Harlem CB Chair Complains Bus Lanes Have Slowed Her Cab Rides to Subway
Manhattan Community Board 10 Chair Henrietta Lyle thinks bus lanes have made it harder to get around Harlem. In a conversation with Streetsblog, Lyle disputed our coverage of Select Bus Service on 125th Street and waved off data from the Census and NYC DOT. She also dismissed WE ACT for Environmental Justice, which had worked with bus riders to advocate for Select Bus Service, as “not talking to the community.”
“You made some comment about people in Uptown, we don’t drive, we don’t have cars. We do drive. I have a car. Come on,” Lyle told Streetsblog after Borough President Gale Brewer’s State of the Borough address on Sunday.
“I don’t know where your facts come from,” Lyle said. “I’m concerned.” The facts Streetsblog cites about neighborhood car ownership and travel habits come from the U.S. Census, whose surveys show that more than three-quarters of Harlem households are car-free.
Lyle said bus lanes have caused problems on her trips to the Lexington Avenue subway. “I do take cabs down 125th Street, and it now costs me two dollars more, and I have not made it yet to the station, and I have to get out and walk,” she said. Meanwhile, “that bus lane is empty.”
Instead of two lanes in each direction, with one often blocked by double-parked cars, most of 125th Street east of Lenox Avenue now has one general lane and one camera-enforced bus lane. DOT says eastbound taxi trips on 125th Street are now slightly faster than they were before the bus lane was installed, and either slightly slower or unchanged in the westbound direction [PDF]. Meanwhile, more than 32,000 people ride buses each day on 125th Street.
Lyle said she was not pleased when a DOT representative cited years of advocacy from Harlem residents looking for better bus service on 125th Street. “He said they had been working with our community for two years, and I asked them who,” she said. “It turns out he was working with WE ACT. That’s not talking to the community.”
Lyle is currently embroiled in a controversy over the validity of her election to the chairmanship last year. Appointed to CB 10 by the borough president at the recommendation of Council Member Inez Dickens, Lyle is up for reappointment by Brewer this year. Brewer’s decision is due by April 1.
Lyle is not alone in her windshield perspective at CB 10. Last week, the panel bucked two neighboring community boards and voted against a years-long effort to improve safety at one of Manhattan’s most dangerous intersections.
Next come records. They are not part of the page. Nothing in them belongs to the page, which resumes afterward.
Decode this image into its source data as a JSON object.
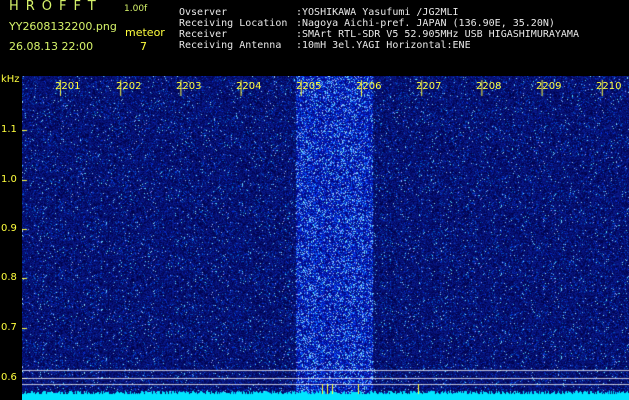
{
  "app": {
    "title": "HROFFT",
    "version": "1.00f",
    "file_name": "YY2608132200.png",
    "timestamp": "26.08.13 22:00",
    "meteor_label": "meteor",
    "meteor_count": "7"
  },
  "info": {
    "rows": [
      {
        "label": "Ovserver",
        "value": ":YOSHIKAWA Yasufumi /JG2MLI"
      },
      {
        "label": "Receiving Location",
        "value": ":Nagoya Aichi-pref. JAPAN (136.90E, 35.20N)"
      },
      {
        "label": "Receiver",
        "value": ":SMArt RTL-SDR V5 52.905MHz USB HIGASHIMURAYAMA"
      },
      {
        "label": "Receiving Antenna",
        "value": ":10mH 3el.YAGI Horizontal:ENE"
      }
    ]
  },
  "axes": {
    "y_unit": "kHz",
    "y_ticks": [
      "1.1",
      "1.0",
      "0.9",
      "0.8",
      "0.7",
      "0.6"
    ],
    "x_ticks": [
      "2201",
      "2202",
      "2203",
      "2204",
      "2205",
      "2206",
      "2207",
      "2208",
      "2209",
      "2210"
    ]
  },
  "colors": {
    "background": "#000000",
    "grid": "#ffff3d",
    "noise_base": "#0a1a9e",
    "noise_bright": "#9ad8ff",
    "baseline": "#00e5ff",
    "marker_lines": "#ffffff"
  },
  "spectrogram": {
    "freq_range_khz": [
      0.58,
      1.15
    ],
    "time_range": [
      "2200",
      "2210"
    ],
    "hot_band_minutes": [
      2205,
      2206
    ],
    "baseline_label": ""
  }
}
The intersection of 155th Street, Edgecombe Avenue, and St. Nicholas Place is more dangerous than 99 percent of Manhattan intersections, according to DOT, with 72 traffic injuries, eight of them severe, at this single location between 2008 and 2012.
The intersection also sits on the border of three community boards. Since 2013, DOT has worked with all three boards and the public on a plan to improve safety by shortening crossing distances, banning left turns and adding pedestrian islands. The proposal cleared Community Boards 9 and 12 last year. After unanimously passing the CB 10 transportation committee last month, the proposal got stalled at the full board last Wednesday.
The vote, which followed a presentation and Q-and-A session with DOT staff, was 14 in favor and 12 against, with four abstentions. Because the resolution did not garner a clear majority of support, it did not pass. Transportation committee member Barbara Nelson led the charge against the safety plan, according to another board member in attendance. At the meeting, Nelson said a left turn restriction from 155th Street to St. Nicholas Place could lead to an increase in southbound traffic on Adam Clayton Powell Jr. Boulevard.
“We want to hear from the people on our board who said ‘No,'” said Lyle, who voted in favor of the plan. “We want to bring DOT back to say, this is how people feel; can you make these changes?”
DOT had previously told the boards that the turn restriction is necessary to create space for a pedestrian island at St. Nicholas Place, and already asked for revised resolutions from the CB 10 committee and CB 12 [PDF] that include support for the pedestrian island and turn ban.
Update: DOT says it is discussing the results of last week’s meeting with CB 10 leadership.
The CB 10 transportation committee is scheduled to meet tonight at 6:30 p.m. at the Harlem State Office Building, 163 West 125th Street.